• Prompt
Below are some records. Copy every line in them that holds "this".

• Given information

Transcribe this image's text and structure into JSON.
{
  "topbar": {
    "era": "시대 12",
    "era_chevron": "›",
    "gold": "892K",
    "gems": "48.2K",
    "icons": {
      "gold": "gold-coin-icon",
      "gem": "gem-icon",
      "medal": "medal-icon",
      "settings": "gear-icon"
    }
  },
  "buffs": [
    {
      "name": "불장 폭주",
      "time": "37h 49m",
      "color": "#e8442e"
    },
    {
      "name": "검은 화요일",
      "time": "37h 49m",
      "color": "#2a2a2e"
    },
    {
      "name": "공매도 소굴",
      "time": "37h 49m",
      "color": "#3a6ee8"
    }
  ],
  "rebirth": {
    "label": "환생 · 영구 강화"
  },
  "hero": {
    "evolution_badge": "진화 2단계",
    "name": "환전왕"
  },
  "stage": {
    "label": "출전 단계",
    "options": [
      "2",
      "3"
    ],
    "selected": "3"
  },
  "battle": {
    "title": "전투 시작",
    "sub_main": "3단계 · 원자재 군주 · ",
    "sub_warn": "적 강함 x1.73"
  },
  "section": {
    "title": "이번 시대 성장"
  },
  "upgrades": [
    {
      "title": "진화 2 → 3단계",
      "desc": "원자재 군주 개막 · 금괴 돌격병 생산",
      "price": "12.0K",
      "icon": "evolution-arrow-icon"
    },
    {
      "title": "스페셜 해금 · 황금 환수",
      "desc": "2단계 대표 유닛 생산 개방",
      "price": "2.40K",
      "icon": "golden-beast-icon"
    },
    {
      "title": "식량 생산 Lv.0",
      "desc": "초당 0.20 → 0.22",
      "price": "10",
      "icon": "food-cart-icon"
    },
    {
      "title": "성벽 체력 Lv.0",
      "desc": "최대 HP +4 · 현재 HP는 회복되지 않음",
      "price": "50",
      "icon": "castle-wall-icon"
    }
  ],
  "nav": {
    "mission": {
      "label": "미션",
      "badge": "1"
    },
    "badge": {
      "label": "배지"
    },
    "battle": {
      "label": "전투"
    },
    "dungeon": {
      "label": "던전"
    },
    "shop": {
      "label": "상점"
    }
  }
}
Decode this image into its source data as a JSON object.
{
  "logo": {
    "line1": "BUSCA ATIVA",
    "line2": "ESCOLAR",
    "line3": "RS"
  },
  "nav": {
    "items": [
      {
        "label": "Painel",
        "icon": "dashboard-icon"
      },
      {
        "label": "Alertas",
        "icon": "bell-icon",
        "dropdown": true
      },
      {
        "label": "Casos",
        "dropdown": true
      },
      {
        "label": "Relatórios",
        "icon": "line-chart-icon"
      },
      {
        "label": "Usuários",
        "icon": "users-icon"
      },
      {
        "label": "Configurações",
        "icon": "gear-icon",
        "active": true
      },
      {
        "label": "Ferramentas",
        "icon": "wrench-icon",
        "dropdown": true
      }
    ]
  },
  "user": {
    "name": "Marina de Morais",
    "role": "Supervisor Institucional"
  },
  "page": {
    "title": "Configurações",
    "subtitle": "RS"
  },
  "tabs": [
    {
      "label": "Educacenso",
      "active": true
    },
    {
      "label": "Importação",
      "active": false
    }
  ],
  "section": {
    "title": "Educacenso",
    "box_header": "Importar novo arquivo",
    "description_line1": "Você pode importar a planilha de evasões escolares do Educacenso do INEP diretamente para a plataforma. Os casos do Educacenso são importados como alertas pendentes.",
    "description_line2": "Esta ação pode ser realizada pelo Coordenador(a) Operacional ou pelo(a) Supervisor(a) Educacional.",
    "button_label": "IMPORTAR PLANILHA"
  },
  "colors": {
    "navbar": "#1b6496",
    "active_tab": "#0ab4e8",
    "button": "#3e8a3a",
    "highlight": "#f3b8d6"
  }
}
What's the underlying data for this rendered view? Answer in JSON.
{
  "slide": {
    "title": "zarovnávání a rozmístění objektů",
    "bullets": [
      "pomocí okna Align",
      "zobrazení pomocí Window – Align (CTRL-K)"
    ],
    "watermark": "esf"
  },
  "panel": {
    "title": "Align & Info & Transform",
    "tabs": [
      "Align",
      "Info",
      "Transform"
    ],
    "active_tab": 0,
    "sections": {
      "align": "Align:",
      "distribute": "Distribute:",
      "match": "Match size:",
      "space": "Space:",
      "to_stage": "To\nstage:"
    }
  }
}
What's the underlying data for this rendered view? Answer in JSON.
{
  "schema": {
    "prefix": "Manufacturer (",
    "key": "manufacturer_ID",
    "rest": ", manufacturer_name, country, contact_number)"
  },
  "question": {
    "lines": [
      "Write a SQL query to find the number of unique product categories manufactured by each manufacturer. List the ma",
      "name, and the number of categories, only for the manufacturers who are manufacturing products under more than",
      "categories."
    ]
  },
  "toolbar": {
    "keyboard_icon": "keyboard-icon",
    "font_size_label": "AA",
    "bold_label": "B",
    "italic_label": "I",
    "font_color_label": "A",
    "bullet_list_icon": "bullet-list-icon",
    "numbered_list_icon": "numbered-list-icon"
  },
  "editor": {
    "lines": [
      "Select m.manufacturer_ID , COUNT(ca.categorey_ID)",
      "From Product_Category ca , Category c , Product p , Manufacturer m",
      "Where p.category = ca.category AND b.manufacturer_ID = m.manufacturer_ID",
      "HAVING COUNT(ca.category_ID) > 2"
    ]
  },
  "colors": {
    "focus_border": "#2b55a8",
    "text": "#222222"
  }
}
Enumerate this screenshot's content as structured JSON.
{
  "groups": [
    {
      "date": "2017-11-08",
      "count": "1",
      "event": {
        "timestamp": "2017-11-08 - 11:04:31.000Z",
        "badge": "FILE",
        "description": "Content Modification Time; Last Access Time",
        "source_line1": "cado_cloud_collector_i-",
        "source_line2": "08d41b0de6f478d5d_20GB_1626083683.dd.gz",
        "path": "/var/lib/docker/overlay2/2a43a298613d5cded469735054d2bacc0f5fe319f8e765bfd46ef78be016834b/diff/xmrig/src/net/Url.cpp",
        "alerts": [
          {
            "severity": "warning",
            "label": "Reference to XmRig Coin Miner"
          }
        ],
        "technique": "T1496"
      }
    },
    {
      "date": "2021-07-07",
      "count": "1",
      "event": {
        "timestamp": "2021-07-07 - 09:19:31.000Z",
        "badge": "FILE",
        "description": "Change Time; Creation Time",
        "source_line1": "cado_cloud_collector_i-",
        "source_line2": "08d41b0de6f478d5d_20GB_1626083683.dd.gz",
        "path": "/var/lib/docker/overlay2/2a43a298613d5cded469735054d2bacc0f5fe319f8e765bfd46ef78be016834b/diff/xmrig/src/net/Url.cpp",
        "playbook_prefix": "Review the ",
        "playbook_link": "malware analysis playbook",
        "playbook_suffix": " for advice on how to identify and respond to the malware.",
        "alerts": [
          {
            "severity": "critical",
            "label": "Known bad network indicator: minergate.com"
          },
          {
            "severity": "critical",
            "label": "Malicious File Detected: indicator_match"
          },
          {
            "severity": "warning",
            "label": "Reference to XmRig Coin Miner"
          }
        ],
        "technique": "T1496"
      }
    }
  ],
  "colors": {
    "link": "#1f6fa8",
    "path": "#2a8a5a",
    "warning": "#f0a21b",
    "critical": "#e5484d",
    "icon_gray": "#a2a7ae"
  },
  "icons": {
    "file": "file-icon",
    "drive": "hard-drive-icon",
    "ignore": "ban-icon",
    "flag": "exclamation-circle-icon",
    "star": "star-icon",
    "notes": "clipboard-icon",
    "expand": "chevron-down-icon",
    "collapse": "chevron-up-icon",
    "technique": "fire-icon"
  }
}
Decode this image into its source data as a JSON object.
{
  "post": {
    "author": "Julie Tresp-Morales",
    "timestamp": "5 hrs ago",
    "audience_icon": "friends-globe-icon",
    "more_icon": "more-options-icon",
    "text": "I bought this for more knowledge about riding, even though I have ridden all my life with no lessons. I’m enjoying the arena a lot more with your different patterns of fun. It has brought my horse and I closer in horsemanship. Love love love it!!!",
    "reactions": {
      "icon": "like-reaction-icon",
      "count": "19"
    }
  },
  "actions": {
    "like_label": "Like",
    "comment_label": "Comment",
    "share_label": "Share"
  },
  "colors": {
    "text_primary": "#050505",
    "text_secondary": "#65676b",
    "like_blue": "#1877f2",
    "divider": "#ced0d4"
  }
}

• Solution
Transcribe this image's text and structure into JSON.
Decode this image into its source data as a JSON object.
What's the underlying data for this rendered view? Answer in JSON.
What's the underlying data for this rendered view? Answer in JSON.
Enumerate this screenshot's content as structured JSON.
Decode this image into its source data as a JSON object.
    "text": "I bought this for more knowledge about riding, even though I have ridden all my life with no lessons. I’m enjoying the arena a lot more with your different patterns of fun. It has brought my horse and I closer in horsemanship. Love love love it!!!",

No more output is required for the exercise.